> [Records from a data collection]
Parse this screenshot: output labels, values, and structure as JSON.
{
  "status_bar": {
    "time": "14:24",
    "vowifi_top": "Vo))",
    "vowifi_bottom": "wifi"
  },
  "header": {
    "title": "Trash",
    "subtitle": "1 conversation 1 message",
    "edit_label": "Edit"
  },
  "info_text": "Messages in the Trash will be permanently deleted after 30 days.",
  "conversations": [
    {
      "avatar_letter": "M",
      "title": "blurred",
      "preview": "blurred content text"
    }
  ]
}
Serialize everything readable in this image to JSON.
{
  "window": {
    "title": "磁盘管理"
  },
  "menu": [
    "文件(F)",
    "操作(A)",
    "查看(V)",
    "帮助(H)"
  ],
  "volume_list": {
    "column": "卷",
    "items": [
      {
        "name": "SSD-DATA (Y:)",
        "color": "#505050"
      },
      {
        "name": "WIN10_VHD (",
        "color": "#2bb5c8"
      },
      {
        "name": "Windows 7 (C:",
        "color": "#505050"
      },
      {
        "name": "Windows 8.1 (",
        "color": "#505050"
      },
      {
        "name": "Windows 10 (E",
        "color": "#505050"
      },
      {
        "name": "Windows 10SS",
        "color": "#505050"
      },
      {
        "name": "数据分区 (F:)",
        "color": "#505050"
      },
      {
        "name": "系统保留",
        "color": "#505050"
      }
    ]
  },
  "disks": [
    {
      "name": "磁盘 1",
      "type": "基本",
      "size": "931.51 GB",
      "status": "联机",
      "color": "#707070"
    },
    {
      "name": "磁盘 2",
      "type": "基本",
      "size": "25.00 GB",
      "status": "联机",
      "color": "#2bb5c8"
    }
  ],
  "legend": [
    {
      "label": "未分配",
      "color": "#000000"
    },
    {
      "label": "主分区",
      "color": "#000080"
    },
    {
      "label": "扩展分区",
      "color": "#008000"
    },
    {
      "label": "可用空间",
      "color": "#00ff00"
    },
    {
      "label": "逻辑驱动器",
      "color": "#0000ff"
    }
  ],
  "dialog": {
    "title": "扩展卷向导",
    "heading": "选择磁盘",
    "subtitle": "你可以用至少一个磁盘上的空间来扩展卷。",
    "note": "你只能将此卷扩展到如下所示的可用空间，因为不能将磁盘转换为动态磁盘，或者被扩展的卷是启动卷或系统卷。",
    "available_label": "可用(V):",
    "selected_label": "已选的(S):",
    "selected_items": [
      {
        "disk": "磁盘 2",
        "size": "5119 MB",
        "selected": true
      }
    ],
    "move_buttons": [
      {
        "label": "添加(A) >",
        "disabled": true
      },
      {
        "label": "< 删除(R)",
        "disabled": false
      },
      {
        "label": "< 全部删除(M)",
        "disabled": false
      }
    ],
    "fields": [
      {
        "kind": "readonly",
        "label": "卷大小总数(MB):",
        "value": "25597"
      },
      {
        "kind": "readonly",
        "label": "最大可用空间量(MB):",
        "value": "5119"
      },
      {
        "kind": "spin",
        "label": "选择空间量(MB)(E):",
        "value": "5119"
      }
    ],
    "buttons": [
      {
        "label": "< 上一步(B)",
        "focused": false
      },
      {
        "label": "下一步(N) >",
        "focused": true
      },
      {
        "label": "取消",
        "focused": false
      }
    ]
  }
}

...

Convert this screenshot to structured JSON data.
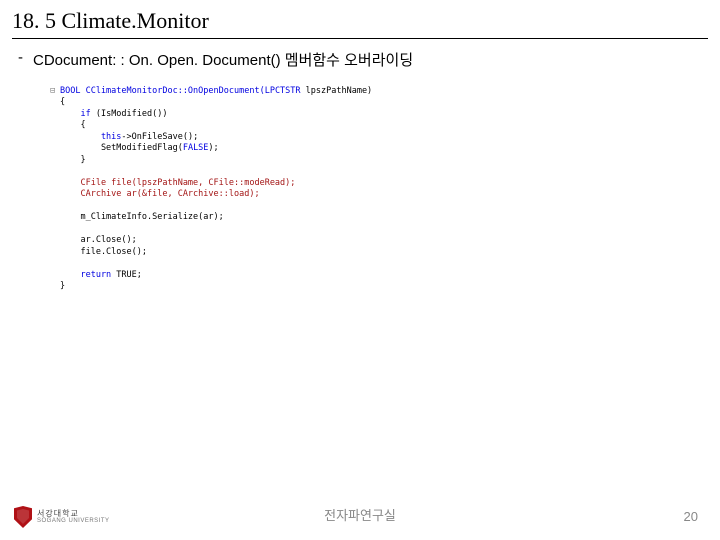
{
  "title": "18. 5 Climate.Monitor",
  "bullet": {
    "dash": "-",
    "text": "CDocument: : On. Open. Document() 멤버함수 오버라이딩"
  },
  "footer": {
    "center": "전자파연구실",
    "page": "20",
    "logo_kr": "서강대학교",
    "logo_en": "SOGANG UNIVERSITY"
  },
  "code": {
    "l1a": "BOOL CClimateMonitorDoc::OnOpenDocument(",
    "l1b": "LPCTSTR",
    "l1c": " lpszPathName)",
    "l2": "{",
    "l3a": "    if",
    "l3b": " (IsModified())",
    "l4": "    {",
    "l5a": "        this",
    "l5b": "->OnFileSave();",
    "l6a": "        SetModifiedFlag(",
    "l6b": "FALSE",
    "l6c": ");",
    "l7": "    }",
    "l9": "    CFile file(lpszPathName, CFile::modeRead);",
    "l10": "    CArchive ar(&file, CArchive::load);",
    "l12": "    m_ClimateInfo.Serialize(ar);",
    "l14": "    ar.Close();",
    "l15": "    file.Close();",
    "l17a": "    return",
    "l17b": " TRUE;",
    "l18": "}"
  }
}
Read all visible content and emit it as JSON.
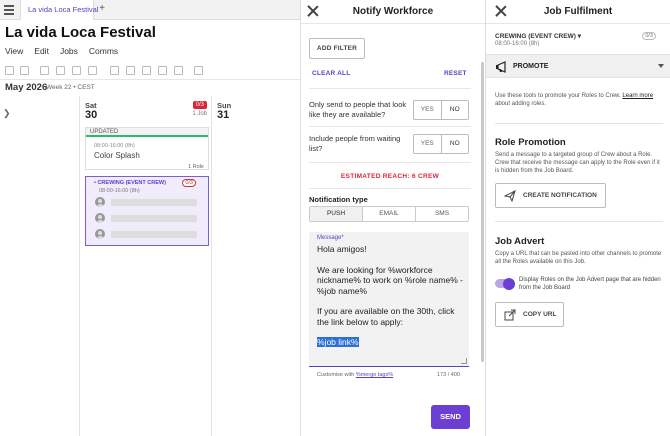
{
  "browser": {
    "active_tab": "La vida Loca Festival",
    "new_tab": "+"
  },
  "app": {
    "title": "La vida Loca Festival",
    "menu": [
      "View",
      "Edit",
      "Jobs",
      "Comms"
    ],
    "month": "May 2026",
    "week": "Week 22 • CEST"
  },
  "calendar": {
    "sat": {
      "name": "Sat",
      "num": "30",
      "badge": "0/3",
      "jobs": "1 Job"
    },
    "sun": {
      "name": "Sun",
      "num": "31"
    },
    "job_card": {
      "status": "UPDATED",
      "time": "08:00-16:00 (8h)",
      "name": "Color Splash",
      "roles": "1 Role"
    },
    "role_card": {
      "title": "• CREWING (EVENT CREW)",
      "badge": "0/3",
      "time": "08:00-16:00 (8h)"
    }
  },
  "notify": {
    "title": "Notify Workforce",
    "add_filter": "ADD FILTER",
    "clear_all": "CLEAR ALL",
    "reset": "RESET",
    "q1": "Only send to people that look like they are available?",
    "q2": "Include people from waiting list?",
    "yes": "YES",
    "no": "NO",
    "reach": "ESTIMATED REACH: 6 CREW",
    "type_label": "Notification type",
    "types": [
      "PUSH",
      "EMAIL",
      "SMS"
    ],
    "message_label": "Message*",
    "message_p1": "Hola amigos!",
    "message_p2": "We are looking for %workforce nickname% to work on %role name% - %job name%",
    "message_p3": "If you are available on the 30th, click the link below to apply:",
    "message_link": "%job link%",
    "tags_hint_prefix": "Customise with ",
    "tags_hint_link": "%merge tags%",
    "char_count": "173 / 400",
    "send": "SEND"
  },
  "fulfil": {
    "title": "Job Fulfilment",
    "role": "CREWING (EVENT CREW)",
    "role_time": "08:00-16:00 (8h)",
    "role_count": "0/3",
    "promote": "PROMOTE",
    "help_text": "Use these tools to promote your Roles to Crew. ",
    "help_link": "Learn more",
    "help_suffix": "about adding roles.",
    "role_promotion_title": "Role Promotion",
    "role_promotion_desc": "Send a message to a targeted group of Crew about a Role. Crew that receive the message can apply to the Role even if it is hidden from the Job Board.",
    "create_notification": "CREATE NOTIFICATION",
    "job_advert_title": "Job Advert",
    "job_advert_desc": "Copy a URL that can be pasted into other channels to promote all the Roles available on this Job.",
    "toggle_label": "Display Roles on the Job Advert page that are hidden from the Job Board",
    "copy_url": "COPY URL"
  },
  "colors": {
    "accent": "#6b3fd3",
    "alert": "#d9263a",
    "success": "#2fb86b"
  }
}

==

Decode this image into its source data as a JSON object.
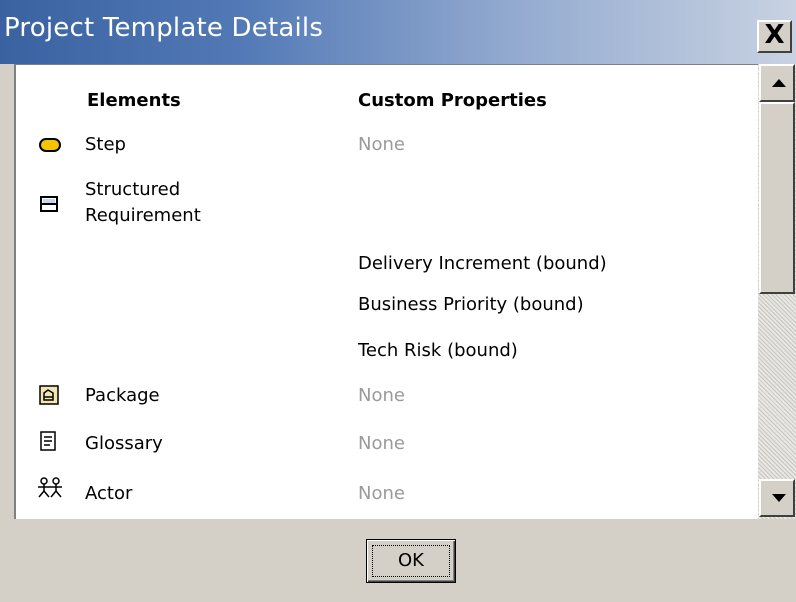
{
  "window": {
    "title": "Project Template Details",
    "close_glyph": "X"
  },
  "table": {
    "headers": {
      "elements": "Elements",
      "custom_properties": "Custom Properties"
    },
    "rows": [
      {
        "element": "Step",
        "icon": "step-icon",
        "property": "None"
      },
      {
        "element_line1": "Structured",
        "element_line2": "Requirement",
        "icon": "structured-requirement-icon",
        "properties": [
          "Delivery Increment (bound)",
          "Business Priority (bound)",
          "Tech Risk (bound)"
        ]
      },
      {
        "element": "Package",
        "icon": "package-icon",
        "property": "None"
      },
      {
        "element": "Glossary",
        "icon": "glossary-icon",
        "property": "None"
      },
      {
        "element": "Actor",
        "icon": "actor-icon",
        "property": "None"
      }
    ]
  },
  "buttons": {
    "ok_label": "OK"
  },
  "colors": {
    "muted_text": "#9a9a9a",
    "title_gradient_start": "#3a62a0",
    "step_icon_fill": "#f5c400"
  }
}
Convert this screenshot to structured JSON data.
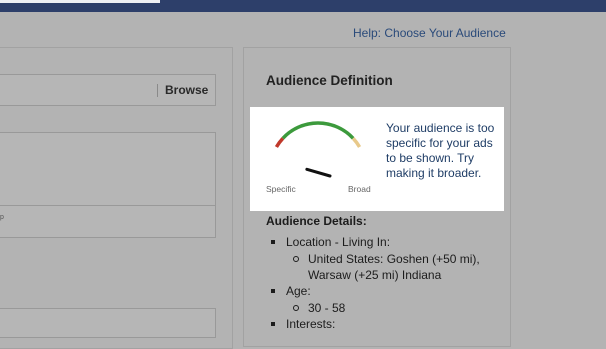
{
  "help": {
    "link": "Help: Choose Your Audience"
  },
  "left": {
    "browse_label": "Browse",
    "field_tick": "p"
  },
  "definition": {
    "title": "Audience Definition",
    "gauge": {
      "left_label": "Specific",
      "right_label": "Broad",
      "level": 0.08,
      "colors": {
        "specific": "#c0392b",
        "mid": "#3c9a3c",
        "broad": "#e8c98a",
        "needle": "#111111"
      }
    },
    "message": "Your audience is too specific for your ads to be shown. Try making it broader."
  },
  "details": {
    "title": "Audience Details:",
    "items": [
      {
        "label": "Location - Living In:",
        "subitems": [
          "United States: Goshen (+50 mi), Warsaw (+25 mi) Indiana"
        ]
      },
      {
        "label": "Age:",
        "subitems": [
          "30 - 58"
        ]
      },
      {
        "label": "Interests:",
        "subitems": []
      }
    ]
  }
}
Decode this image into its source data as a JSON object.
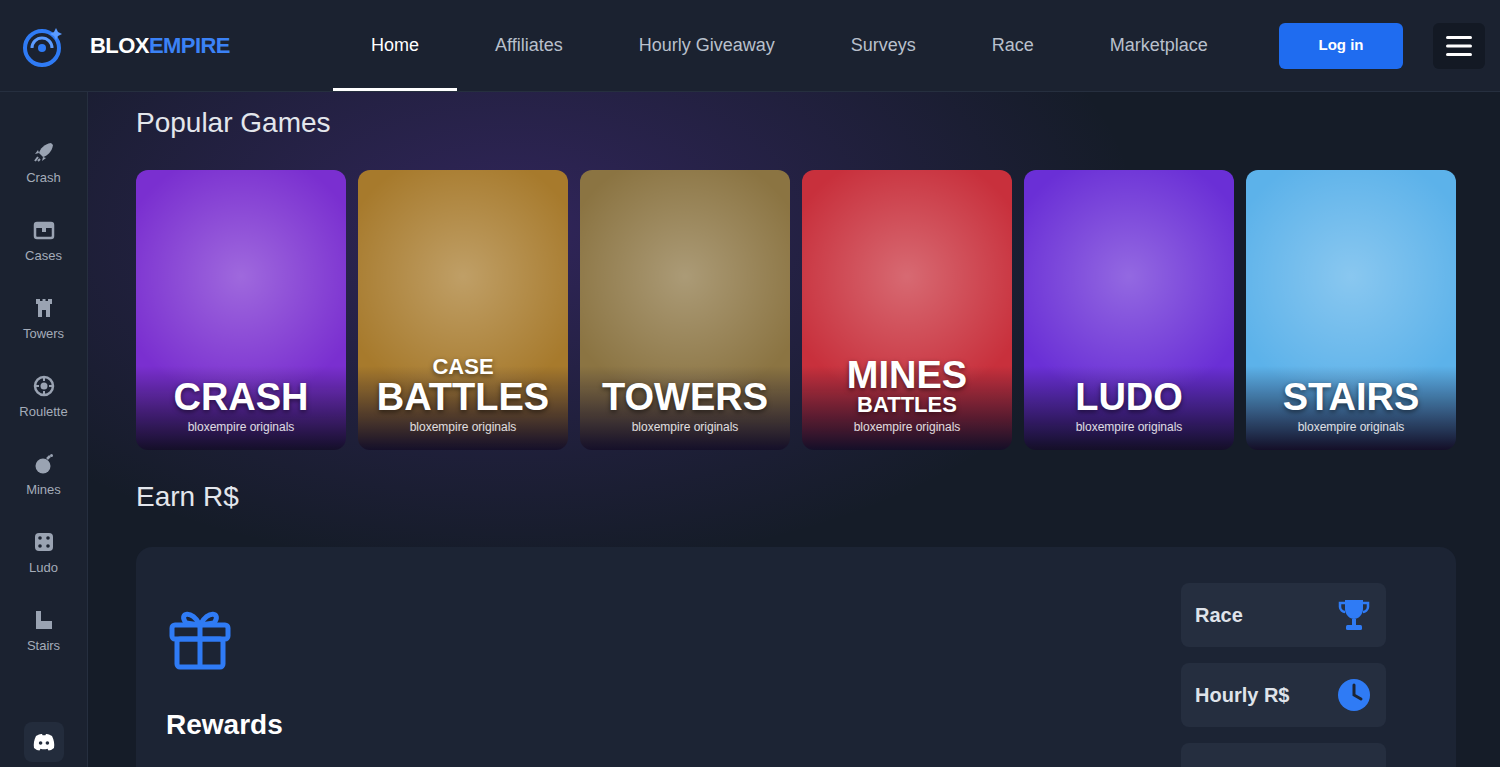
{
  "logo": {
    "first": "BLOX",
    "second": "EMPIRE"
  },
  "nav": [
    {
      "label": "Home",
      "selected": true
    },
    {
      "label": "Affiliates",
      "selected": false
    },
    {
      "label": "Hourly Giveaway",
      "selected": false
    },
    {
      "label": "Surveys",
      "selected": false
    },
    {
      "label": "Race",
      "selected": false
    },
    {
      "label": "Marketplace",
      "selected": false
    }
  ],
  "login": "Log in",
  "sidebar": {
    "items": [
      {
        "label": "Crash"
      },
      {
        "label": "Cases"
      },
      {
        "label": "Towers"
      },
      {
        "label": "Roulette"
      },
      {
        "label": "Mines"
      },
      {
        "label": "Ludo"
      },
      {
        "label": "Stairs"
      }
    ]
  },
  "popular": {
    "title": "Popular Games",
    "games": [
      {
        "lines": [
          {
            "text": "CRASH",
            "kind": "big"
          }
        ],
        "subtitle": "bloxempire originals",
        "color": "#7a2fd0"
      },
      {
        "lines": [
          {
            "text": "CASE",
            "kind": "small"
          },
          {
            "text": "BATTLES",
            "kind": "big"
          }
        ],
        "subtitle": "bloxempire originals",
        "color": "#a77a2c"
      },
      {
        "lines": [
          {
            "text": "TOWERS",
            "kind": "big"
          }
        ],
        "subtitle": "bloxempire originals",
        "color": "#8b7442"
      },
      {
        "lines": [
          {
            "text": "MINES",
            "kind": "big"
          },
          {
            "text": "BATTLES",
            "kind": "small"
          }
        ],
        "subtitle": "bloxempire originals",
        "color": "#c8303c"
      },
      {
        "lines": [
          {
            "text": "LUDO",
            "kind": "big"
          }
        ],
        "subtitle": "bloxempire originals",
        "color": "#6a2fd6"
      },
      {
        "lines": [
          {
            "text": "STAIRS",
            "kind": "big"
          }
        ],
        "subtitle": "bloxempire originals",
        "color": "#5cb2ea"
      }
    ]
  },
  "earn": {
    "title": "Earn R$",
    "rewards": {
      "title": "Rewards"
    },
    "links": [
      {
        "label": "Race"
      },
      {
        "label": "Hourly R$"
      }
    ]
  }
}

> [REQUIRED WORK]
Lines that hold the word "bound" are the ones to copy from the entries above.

> [REPLY TO THE TASK]
          "Delivery Increment (bound)",
          "Business Priority (bound)",
          "Tech Risk (bound)"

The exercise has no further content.